• [Dataset]:
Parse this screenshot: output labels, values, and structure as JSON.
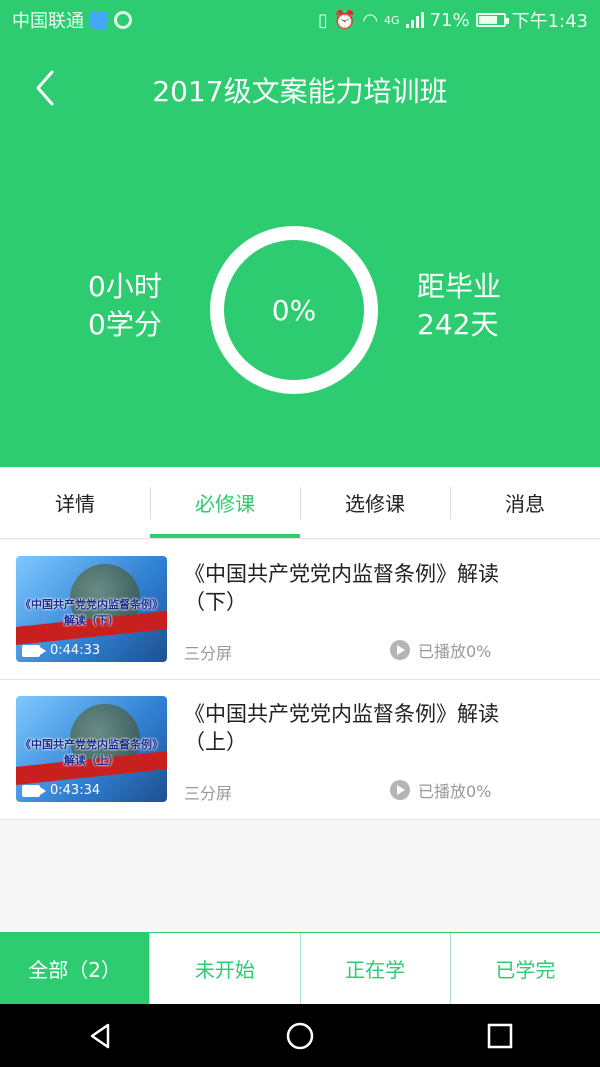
{
  "status_bar": {
    "carrier": "中国联通",
    "battery": "71%",
    "time": "下午1:43",
    "network": "4G"
  },
  "header": {
    "title": "2017级文案能力培训班",
    "back_icon": "chevron-left-icon"
  },
  "stats": {
    "hours": "0小时",
    "credits": "0学分",
    "progress": "0%",
    "graduation_label": "距毕业",
    "days_left": "242天"
  },
  "tabs": [
    {
      "label": "详情"
    },
    {
      "label": "必修课"
    },
    {
      "label": "选修课"
    },
    {
      "label": "消息"
    }
  ],
  "active_tab": "必修课",
  "courses": [
    {
      "title": "《中国共产党党内监督条例》解读（下）",
      "thumb_caption_1": "《中国共产党党内监督条例》",
      "thumb_caption_2": "解读（下）",
      "duration": "0:44:33",
      "screen_type": "三分屏",
      "played": "已播放0%"
    },
    {
      "title": "《中国共产党党内监督条例》解读（上）",
      "thumb_caption_1": "《中国共产党党内监督条例》",
      "thumb_caption_2": "解读（上）",
      "duration": "0:43:34",
      "screen_type": "三分屏",
      "played": "已播放0%"
    }
  ],
  "filters": [
    {
      "label": "全部（2）"
    },
    {
      "label": "未开始"
    },
    {
      "label": "正在学"
    },
    {
      "label": "已学完"
    }
  ],
  "colors": {
    "accent": "#2ecc71",
    "text": "#222222",
    "muted": "#999999"
  }
}
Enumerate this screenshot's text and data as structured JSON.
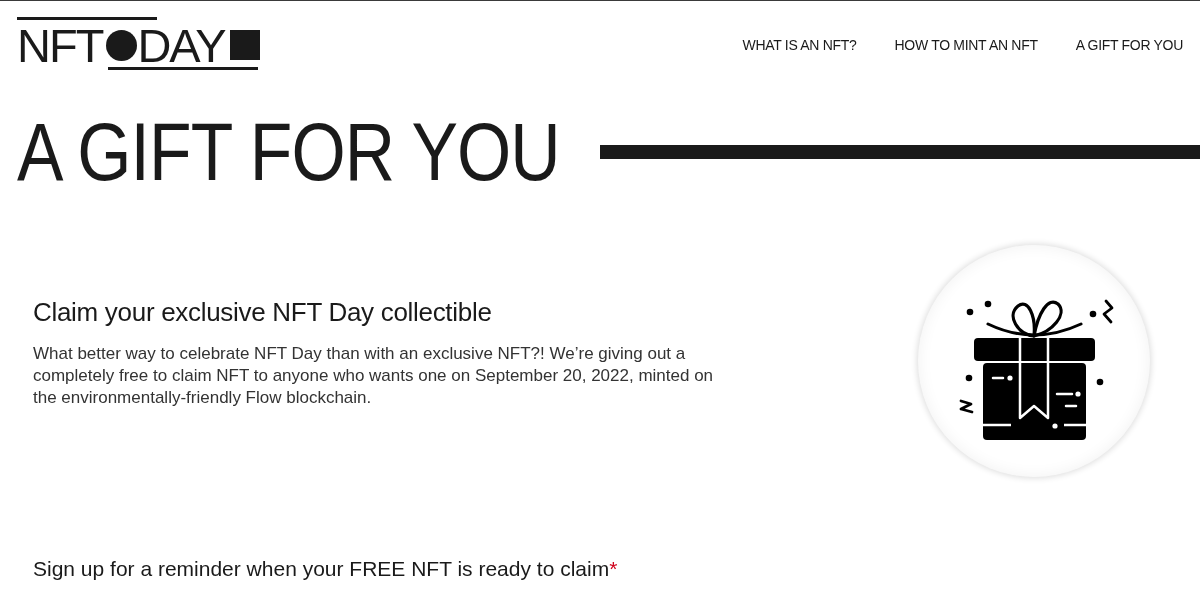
{
  "logo": {
    "text_left": "NFT",
    "text_right": "DAY"
  },
  "nav": [
    "WHAT IS AN NFT?",
    "HOW TO MINT AN NFT",
    "A GIFT FOR YOU"
  ],
  "hero": {
    "title": "A GIFT FOR YOU"
  },
  "intro": {
    "heading": "Claim your exclusive NFT Day collectible",
    "body": "What better way to celebrate NFT Day than with an exclusive NFT?! We’re giving out a completely free to claim NFT to anyone who wants one on September 20, 2022, minted on the environmentally-friendly Flow blockchain."
  },
  "signup": {
    "label": "Sign up for a reminder when your FREE NFT is ready to claim",
    "required_mark": "*"
  }
}
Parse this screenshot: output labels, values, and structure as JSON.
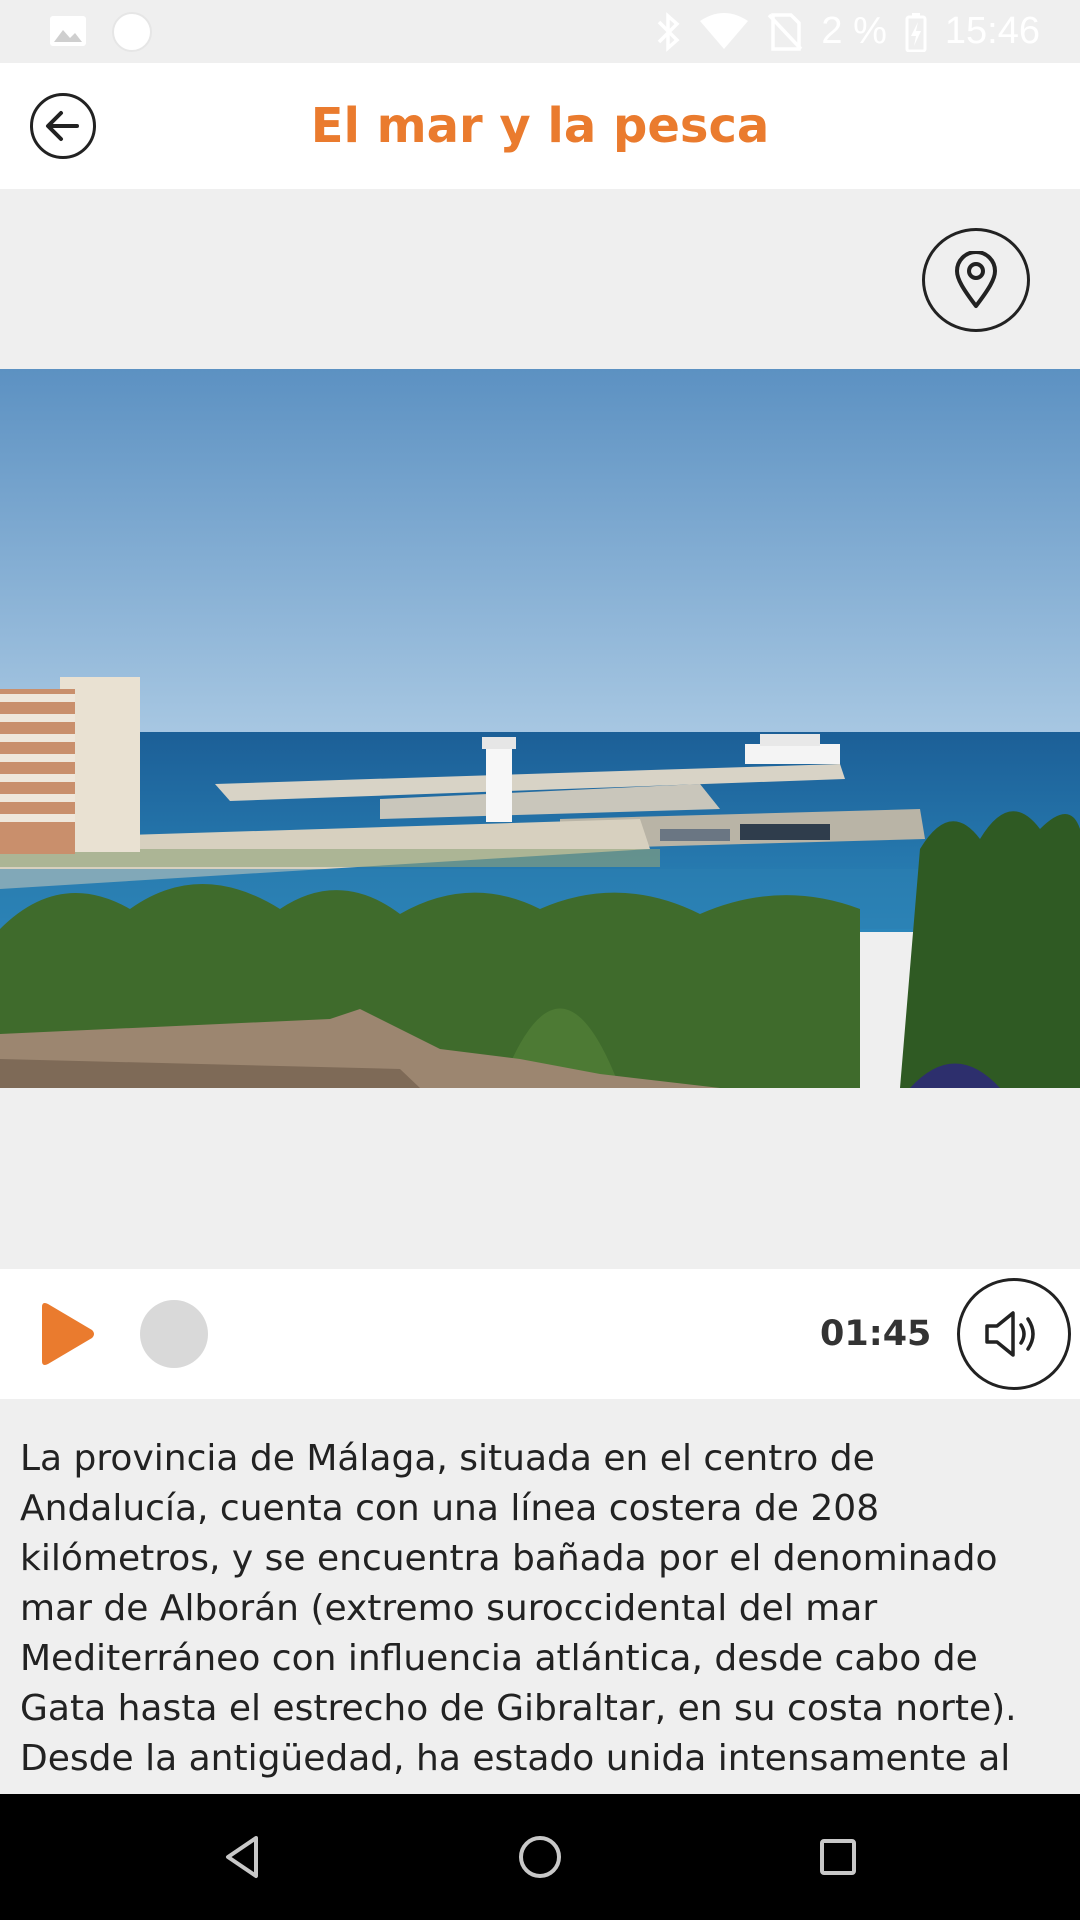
{
  "status_bar": {
    "battery_percent": "2 %",
    "time": "15:46",
    "icons": [
      "image-icon",
      "circle-icon",
      "bluetooth-icon",
      "wifi-icon",
      "no-sim-icon",
      "battery-charging-icon"
    ]
  },
  "header": {
    "title": "El mar y la pesca",
    "back_icon": "arrow-left-icon",
    "title_color": "#ea7b2e"
  },
  "location_button": {
    "icon": "map-pin-icon"
  },
  "hero_image": {
    "subject": "harbor-photo"
  },
  "player": {
    "duration": "01:45",
    "play_icon": "play-icon",
    "volume_icon": "volume-icon",
    "accent_color": "#ea7b2e",
    "progress": 0
  },
  "description": {
    "text": "La provincia de Málaga, situada en el centro de Andalucía, cuenta con una línea costera de 208 kilómetros, y se encuentra bañada por el denominado mar de Alborán (extremo suroccidental del mar Mediterráneo con influencia atlántica, desde cabo de Gata hasta el estrecho de Gibraltar, en su costa norte). Desde la antigüedad, ha estado unida intensamente al"
  },
  "nav_bar": {
    "icons": [
      "back-triangle-icon",
      "home-circle-icon",
      "recents-square-icon"
    ]
  }
}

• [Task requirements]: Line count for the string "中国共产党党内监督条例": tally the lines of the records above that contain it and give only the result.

• [Output of the exercise]: 4